He almost thought that she regretted saying anything, now. But, having once started, she seemed clearly determined to see her mission through. “I mean to stay on, sir. If I can stay on, and not be whispered about. I know it’s not what you expected, of me.”
No, indeed. But no less welcome for being a surprise – “Who am I to judge, Senior Technician? No-one may know another’s mind and heart. You will be most heartily welcome, here, among us, give me your hand on it, I am glad to have you to remain on board.”
Not to be whispered about. Not if he had anything to say about it. There would be gossip; that, yes. But surely everyone was fresh enough from their own struggle not to make fun of what it cost another to look at the values that had defined her life, and find them wanting.
Extending her hand with a certain degree of diffidence, she nodded. “It’s decided, then. And thank you, sir.”
He was not to thank. Andrej took her hand in his own, and could not restrain himself from embracing her, briefly. “Indeed I am very glad.” Because he wanted as many of his staff as could be comfortable to stay. Because the Ragnarok was going to need its medical staff.
First Officer nodded to him, behind Sinspan’s back, and left the room; to report to ap Rhiannon, Andrej supposed.

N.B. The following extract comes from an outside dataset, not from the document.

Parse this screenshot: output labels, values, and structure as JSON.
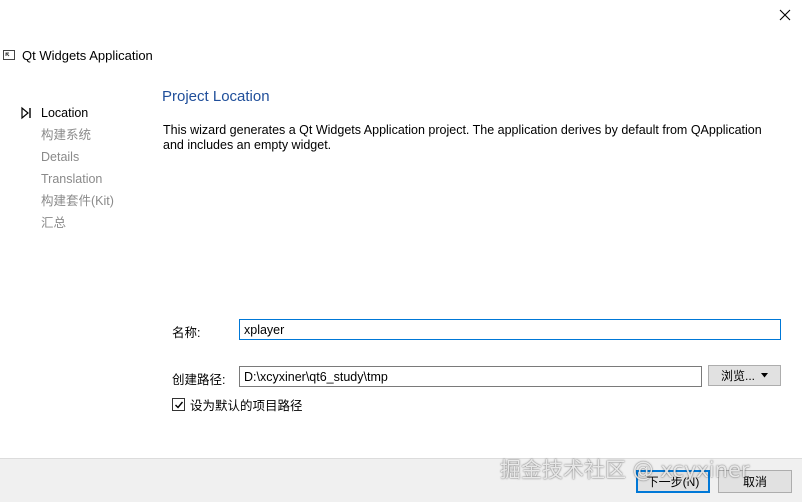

Sinspan stepped away, being released, and they were both a bit embarrassed. But not much. “I expect we shall have an allship, once count is taken.” He was stating the obvious, yes, but it would cover any awkwardness between them. “Perhaps you would for me the ward-master inform. We should try to hold a staff meeting, once we know what final status is.”
All business, once again, she saluted briskly. “I’ll take care of it, sir. His Excellency will be on site here?”
Until the Captain called for him, yes, he supposed so. “I’d like to keep my eye on things, yes. It helps a little, to feel as though one has some control, over howsoever small a thing.”
She smiled and left the room with confident dispatch.
Andrej felt irrationally better about things, for this small victory.